|US20050261751 *||Jul 2, 2003||Nov 24, 2005||Thomas Justel||Tanning device|
|US20080132701 *||Nov 1, 2007||Jun 5, 2008||Fujifilm Corporation||Light-emitting element and iridium complex|
|US20100044638 *||Feb 25, 2010||Fujifilm Corporation||Light emitting element and azole compound|
|U.S. Classification||313/463, 313/487, 313/486|
|International Classification||H01J61/72, H01J61/30, C09K11/66, C09K11/08, H01J61/44, C09K11/63, H01J29/20|
|Cooperative Classification||C09K11/667, H01J61/72, H01J61/302, H01J29/20, H01J61/44|
|European Classification||H01J61/72, C09K11/66H, H01J61/30A, H01J29/20, H01J61/44|
|Feb 8, 1999||AS||Assignment|
Owner name: U.S. PHILIPS CORPORATION, NEW YORK
Free format text: ASSIGNMENT OF ASSIGNORS INTEREST;ASSIGNORS:JUSTEL, THOMAS;NIKOL, HANS;RONDA, CORNELIS R.;AND OTHERS;REEL/FRAME:009747/0729;SIGNING DATES FROM 19990114 TO 19990120
|Aug 25, 2004||REMI||Maintenance fee reminder mailed|
|Feb 7, 2005||LAPS||Lapse for failure to pay maintenance fees|
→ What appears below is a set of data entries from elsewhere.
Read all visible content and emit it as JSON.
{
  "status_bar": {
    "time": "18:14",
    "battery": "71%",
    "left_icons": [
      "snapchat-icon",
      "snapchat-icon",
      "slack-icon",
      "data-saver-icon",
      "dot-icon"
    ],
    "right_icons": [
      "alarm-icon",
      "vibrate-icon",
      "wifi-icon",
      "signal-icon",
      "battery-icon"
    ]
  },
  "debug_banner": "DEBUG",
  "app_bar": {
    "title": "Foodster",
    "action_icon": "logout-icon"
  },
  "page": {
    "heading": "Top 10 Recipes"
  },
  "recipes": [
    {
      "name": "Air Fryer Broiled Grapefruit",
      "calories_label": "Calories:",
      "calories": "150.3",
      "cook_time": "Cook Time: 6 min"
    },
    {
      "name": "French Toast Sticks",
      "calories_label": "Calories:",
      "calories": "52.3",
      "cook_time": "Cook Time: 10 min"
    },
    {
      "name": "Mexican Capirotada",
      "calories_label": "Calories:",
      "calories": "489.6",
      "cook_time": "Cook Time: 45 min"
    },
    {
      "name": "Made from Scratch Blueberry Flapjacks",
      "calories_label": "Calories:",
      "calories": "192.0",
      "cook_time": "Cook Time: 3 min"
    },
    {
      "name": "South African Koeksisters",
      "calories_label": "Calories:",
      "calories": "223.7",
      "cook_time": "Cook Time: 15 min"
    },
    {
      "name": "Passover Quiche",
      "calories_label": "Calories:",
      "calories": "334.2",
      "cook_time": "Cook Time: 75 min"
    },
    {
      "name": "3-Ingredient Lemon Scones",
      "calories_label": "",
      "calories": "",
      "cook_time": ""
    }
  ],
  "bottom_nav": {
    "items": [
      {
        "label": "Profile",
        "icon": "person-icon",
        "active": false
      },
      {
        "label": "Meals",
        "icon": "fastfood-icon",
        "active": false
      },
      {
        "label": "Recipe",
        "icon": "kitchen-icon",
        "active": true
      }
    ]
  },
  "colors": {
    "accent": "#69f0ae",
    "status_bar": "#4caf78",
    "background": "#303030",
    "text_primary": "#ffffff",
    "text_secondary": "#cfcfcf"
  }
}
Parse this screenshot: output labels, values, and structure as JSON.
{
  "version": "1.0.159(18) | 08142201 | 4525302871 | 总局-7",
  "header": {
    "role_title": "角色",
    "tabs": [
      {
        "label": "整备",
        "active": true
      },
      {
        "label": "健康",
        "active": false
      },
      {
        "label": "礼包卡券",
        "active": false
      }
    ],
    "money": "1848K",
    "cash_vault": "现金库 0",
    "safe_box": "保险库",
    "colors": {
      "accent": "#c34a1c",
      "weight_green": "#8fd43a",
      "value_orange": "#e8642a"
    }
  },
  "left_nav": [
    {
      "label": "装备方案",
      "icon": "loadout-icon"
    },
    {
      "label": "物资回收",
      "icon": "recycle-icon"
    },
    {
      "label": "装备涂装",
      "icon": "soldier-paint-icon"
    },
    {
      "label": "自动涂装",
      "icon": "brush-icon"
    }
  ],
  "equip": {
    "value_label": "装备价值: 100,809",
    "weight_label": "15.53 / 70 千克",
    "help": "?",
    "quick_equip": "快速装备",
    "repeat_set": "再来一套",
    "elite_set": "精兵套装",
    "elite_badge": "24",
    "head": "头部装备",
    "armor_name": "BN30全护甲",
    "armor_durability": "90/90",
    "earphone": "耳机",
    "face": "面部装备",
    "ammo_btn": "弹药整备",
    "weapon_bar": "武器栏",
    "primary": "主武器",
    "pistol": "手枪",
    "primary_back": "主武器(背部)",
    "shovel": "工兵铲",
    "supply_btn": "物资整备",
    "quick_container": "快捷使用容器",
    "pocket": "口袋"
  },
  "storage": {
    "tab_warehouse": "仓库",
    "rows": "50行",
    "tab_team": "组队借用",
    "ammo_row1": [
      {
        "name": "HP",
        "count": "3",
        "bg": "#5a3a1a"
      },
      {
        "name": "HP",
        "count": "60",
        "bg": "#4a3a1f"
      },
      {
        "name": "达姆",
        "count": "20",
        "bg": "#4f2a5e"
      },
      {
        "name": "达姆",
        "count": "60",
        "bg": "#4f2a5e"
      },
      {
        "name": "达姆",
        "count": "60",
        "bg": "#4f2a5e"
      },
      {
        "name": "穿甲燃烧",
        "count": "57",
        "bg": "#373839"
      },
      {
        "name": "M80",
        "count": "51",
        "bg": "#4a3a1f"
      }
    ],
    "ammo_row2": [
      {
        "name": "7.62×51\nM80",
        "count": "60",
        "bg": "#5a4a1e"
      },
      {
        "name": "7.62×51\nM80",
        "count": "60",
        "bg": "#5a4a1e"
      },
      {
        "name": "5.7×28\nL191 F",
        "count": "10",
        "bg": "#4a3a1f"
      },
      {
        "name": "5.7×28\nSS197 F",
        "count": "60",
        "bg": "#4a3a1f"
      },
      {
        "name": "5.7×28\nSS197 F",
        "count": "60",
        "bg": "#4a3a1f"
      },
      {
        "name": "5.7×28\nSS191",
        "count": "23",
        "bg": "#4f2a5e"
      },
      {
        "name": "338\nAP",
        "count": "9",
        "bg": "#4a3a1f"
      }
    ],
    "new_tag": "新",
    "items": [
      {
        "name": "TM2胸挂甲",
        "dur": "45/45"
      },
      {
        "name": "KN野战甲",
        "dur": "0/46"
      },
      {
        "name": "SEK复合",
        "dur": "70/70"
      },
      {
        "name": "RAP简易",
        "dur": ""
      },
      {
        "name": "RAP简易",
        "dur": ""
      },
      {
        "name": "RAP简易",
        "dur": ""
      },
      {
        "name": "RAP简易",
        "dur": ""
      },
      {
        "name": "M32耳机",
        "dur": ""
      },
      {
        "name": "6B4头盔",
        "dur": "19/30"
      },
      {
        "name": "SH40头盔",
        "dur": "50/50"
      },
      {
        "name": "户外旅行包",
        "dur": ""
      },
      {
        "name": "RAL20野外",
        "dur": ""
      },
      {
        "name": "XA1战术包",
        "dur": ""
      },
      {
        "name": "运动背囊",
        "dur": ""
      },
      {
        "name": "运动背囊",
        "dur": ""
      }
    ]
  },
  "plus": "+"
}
|Apr 5, 2005||FP||Expired due to failure to pay maintenance fee|
Effective date: 20050206